** Aim of the task **
An exact copy of all the data below is needed, without its pictures.

** Exercise data **
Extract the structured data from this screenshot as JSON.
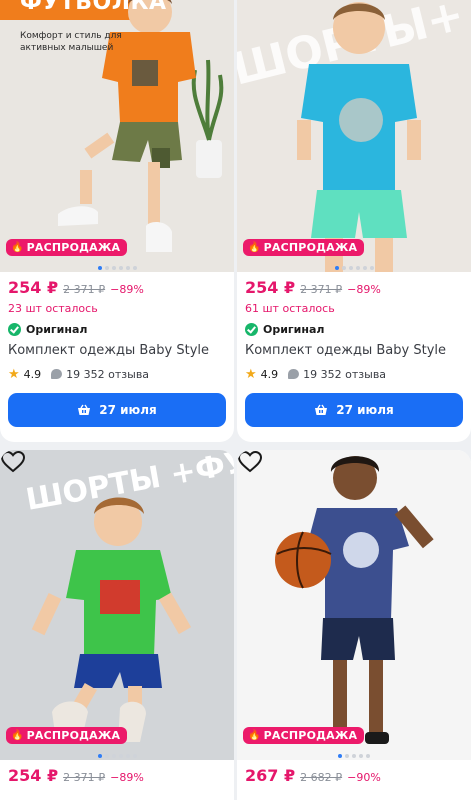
{
  "cards": [
    {
      "promo_title": "ФУТБОЛКА",
      "promo_sub": "Комфорт и стиль для активных малышей",
      "sale_badge": "РАСПРОДАЖА",
      "price": "254 ₽",
      "old_price": "2 371 ₽",
      "discount": "−89%",
      "stock": "23 шт осталось",
      "original": "Оригинал",
      "name": "Комплект одежды Baby Style",
      "rating": "4.9",
      "reviews": "19 352 отзыва",
      "delivery": "27 июля",
      "colors": {
        "bg": "#e9e6e1",
        "shirt": "#f07d1c",
        "shorts": "#6d7a47"
      }
    },
    {
      "promo_title": "ШОРТЫ+ ФУТБОЛКА",
      "sale_badge": "РАСПРОДАЖА",
      "price": "254 ₽",
      "old_price": "2 371 ₽",
      "discount": "−89%",
      "stock": "61 шт осталось",
      "original": "Оригинал",
      "name": "Комплект одежды Baby Style",
      "rating": "4.9",
      "reviews": "19 352 отзыва",
      "delivery": "27 июля",
      "colors": {
        "bg": "#ebe7e2",
        "shirt": "#2bb6de",
        "shorts": "#5fe0c0"
      }
    },
    {
      "promo_title": "ШОРТЫ +ФУТБОЛКА",
      "sale_badge": "РАСПРОДАЖА",
      "price": "254 ₽",
      "old_price": "2 371 ₽",
      "discount": "−89%",
      "colors": {
        "bg": "#d2d5d8",
        "shirt": "#3ec44a",
        "shorts": "#1d3f9a"
      }
    },
    {
      "sale_badge": "РАСПРОДАЖА",
      "price": "267 ₽",
      "old_price": "2 682 ₽",
      "discount": "−90%",
      "colors": {
        "bg": "#f5f5f5",
        "shirt": "#3c4f8f",
        "shorts": "#1e2b4d"
      }
    }
  ],
  "icons": {
    "favorite": "heart-outline-icon",
    "sale": "fire-icon",
    "verified": "check-circle-icon",
    "star": "star-icon",
    "reviews": "chat-bubble-icon",
    "delivery": "basket-icon"
  }
}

** Completed exercise **
Extract the structured data from this screenshot as JSON.
{
  "cards": [
    {
      "promo_title": "ФУТБОЛКА",
      "promo_sub": "Комфорт и стиль для активных малышей",
      "sale_badge": "РАСПРОДАЖА",
      "price": "254 ₽",
      "old_price": "2 371 ₽",
      "discount": "−89%",
      "stock": "23 шт осталось",
      "original": "Оригинал",
      "name": "Комплект одежды Baby Style",
      "rating": "4.9",
      "reviews": "19 352 отзыва",
      "delivery": "27 июля",
      "colors": {
        "bg": "#e9e6e1",
        "shirt": "#f07d1c",
        "shorts": "#6d7a47"
      }
    },
    {
      "promo_title": "ШОРТЫ+ ФУТБОЛКА",
      "sale_badge": "РАСПРОДАЖА",
      "price": "254 ₽",
      "old_price": "2 371 ₽",
      "discount": "−89%",
      "stock": "61 шт осталось",
      "original": "Оригинал",
      "name": "Комплект одежды Baby Style",
      "rating": "4.9",
      "reviews": "19 352 отзыва",
      "delivery": "27 июля",
      "colors": {
        "bg": "#ebe7e2",
        "shirt": "#2bb6de",
        "shorts": "#5fe0c0"
      }
    },
    {
      "promo_title": "ШОРТЫ +ФУТБОЛКА",
      "sale_badge": "РАСПРОДАЖА",
      "price": "254 ₽",
      "old_price": "2 371 ₽",
      "discount": "−89%",
      "colors": {
        "bg": "#d2d5d8",
        "shirt": "#3ec44a",
        "shorts": "#1d3f9a"
      }
    },
    {
      "sale_badge": "РАСПРОДАЖА",
      "price": "267 ₽",
      "old_price": "2 682 ₽",
      "discount": "−90%",
      "colors": {
        "bg": "#f5f5f5",
        "shirt": "#3c4f8f",
        "shorts": "#1e2b4d"
      }
    }
  ],
  "icons": {
    "favorite": "heart-outline-icon",
    "sale": "fire-icon",
    "verified": "check-circle-icon",
    "star": "star-icon",
    "reviews": "chat-bubble-icon",
    "delivery": "basket-icon"
  }
}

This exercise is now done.